This is part of the problem with performance fees that rely on “beating the market”. The manager is playing a game where the odds are heavily against them over the long-term. The arithmetic of the private equity markets and all markets is simple. In the aggregate we all generate the market return minus taxes and fees. When you consider that the average returns on financial assets are about 6-7% and you lop off 20% for Uncle Sam and then 2 & 20 for your fund manager then you really need a string of huge successes to repeatedly beat the market. The more you can reduce your taxes and fees the better your performance will be on average. It’s not that beating the market can’t be done, but it is very very difficult.  So, I wouldn’t say it’s “rigged”. But the likelihood of a market beating payout is heavily skewed in favor of the managers and not the shareholders.

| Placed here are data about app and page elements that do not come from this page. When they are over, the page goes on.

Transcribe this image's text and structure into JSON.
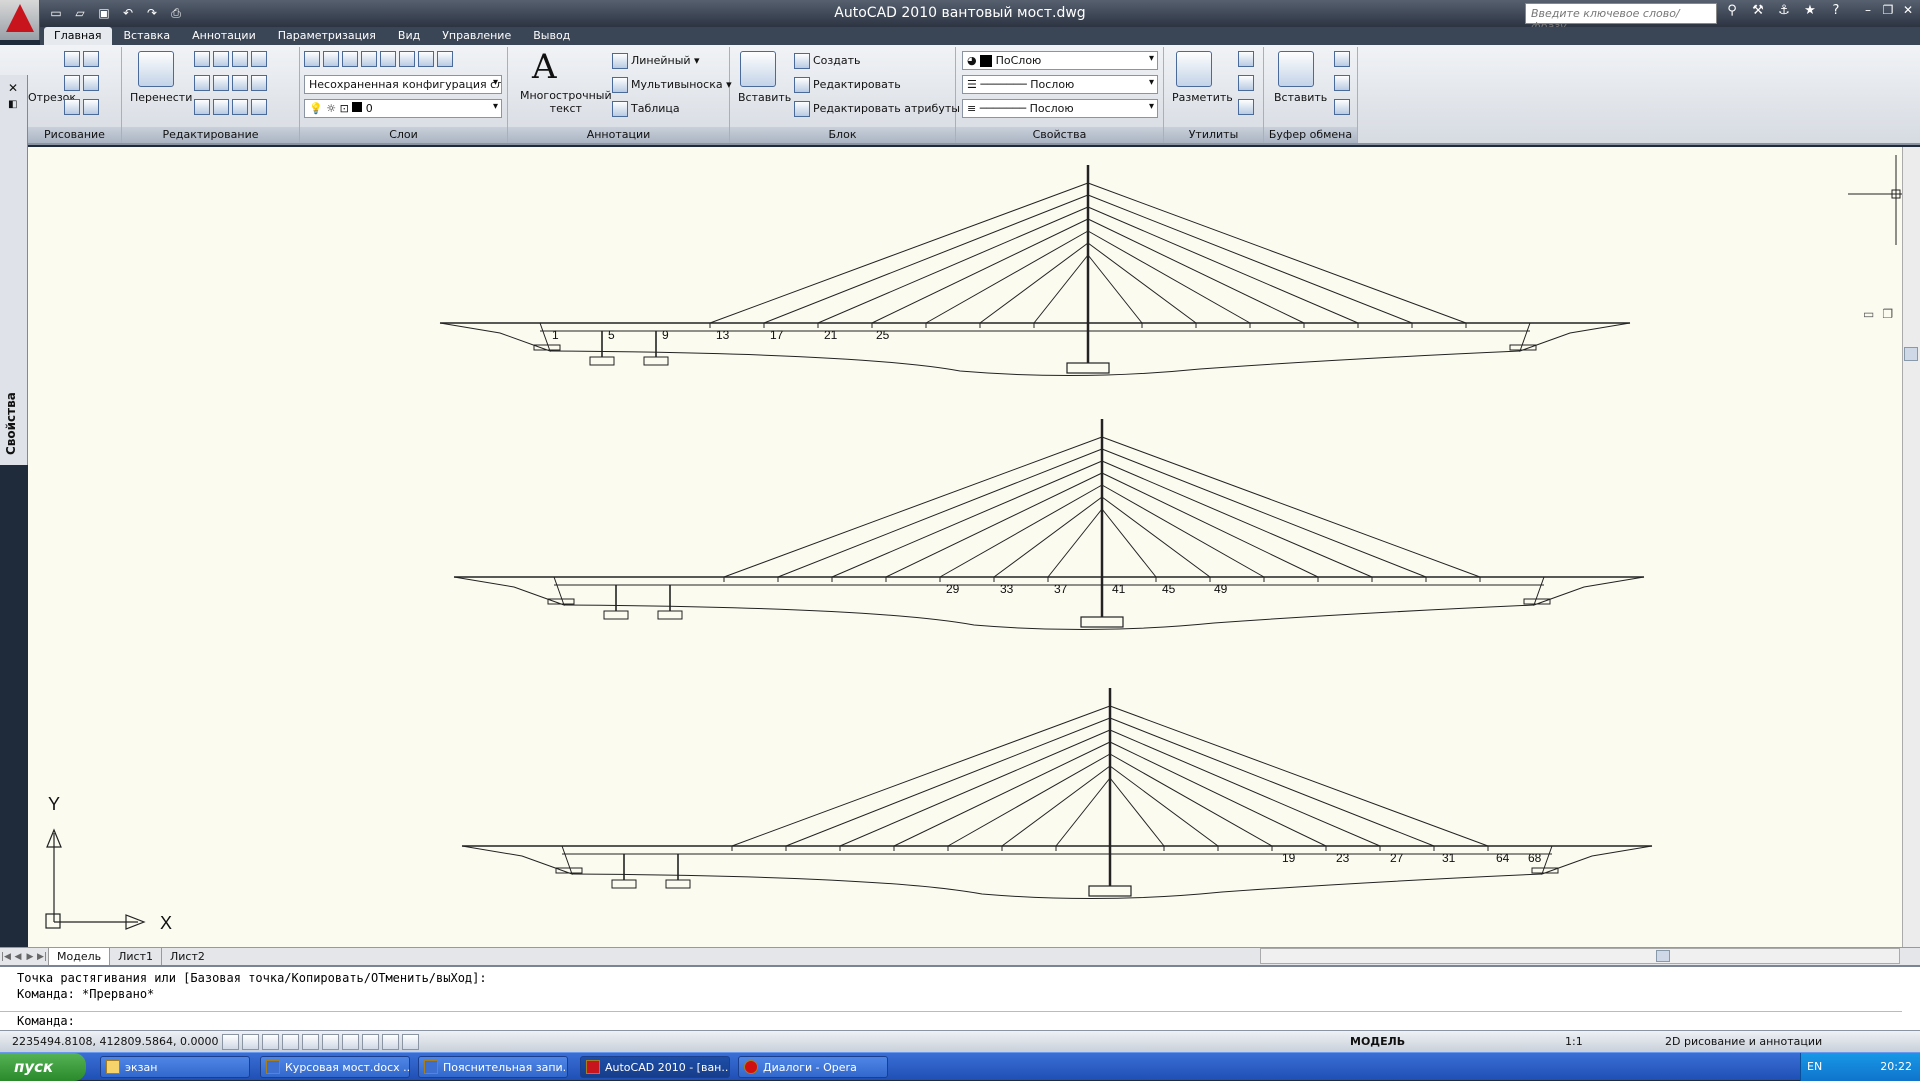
{
  "window": {
    "title": "AutoCAD 2010    вантовый мост.dwg",
    "search_placeholder": "Введите ключевое слово/фразу"
  },
  "tabs": [
    "Главная",
    "Вставка",
    "Аннотации",
    "Параметризация",
    "Вид",
    "Управление",
    "Вывод"
  ],
  "ribbon": {
    "draw": {
      "title": "Рисование",
      "otrezok": "Отрезок"
    },
    "edit": {
      "title": "Редактирование",
      "move": "Перенести"
    },
    "layers": {
      "title": "Слои",
      "config": "Несохраненная конфигурация слоев",
      "layer_current": "0"
    },
    "annotations": {
      "title": "Аннотации",
      "mtext_line1": "Многострочный",
      "mtext_line2": "текст",
      "linear": "Линейный",
      "multileader": "Мультивыноска",
      "table": "Таблица"
    },
    "block": {
      "title": "Блок",
      "insert": "Вставить",
      "create": "Создать",
      "edit": "Редактировать",
      "edit_attr": "Редактировать атрибуты"
    },
    "properties": {
      "title": "Свойства",
      "color": "ПоСлою",
      "linetype": "Послою",
      "lineweight": "Послою"
    },
    "utilities": {
      "title": "Утилиты",
      "measure": "Разметить"
    },
    "clipboard": {
      "title": "Буфер обмена",
      "paste": "Вставить"
    }
  },
  "palette": {
    "label": "Свойства"
  },
  "drawing": {
    "bridge1_labels": [
      "1",
      "5",
      "9",
      "13",
      "17",
      "21",
      "25"
    ],
    "bridge2_labels": [
      "29",
      "33",
      "37",
      "41",
      "45",
      "49"
    ],
    "bridge3_labels": [
      "19",
      "23",
      "27",
      "31",
      "64",
      "68"
    ],
    "ucs_x": "X",
    "ucs_y": "Y"
  },
  "layout_tabs": [
    "Модель",
    "Лист1",
    "Лист2"
  ],
  "command": {
    "line1": "Точка растягивания или [Базовая точка/Копировать/ОТменить/выХод]:",
    "line2": "Команда: *Прервано*",
    "line3": "Команда:"
  },
  "status": {
    "coords": "2235494.8108, 412809.5864, 0.0000",
    "model": "МОДЕЛЬ",
    "scale": "1:1",
    "workspace": "2D рисование и аннотации"
  },
  "taskbar": {
    "start": "пуск",
    "items": [
      "экзан",
      "Курсовая мост.docx ...",
      "Пояснительная запи...",
      "AutoCAD 2010 - [ван...",
      "Диалоги - Opera"
    ],
    "lang": "EN",
    "clock": "20:22"
  }
}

And this is part of the problem with private equity and equity markets in general. Managers who are paid to beat the market will fail more often than they succeed. But there will be a certain number who win consistently. The problem is, many of these managers will crash and burn thereby taking their investors down with them while a lucky minority will thrive.

In my view you should treat your savings like it’s your actual savings rather than this inevitable sort of gambling account. As I say, your investment portfolio is actually a savings portfolio.  Allocate your savings prudently so you can increase the odds that you’ll have certain quantities at certain points down the road. If you want to make a big big bet on private equity then invest in yourself. As I said in my book, there’s no better investment in the world.

3)  How’s this for an epic fail?  

This month marks the 36th straight month in which the Fed has missed its inflation target.


Of course, New Monetarist Paul Krugman (you have to be a special kind of nerd to understand what I did there) and the Market Monetarists would argue that the Fed just hasn’t been emphatic enough. They haven’t set “permanent” expectations. Well, the “do whatever it takes” Central Bank policy has already failed in Japan where inflation is fast on the decline again, has failed in Europe and I’ve shown that the theory doesn’t at all reflect the real world.

At what point do we begin to consider that Monetary Policy and pumping reserves into the financial system just isn’t that impactful? Or are we destined to continue trying various Monetary Policy experiments until we’ve worn out all of our options?  How many times does Monetarism have to fail and be rebranded before we move on?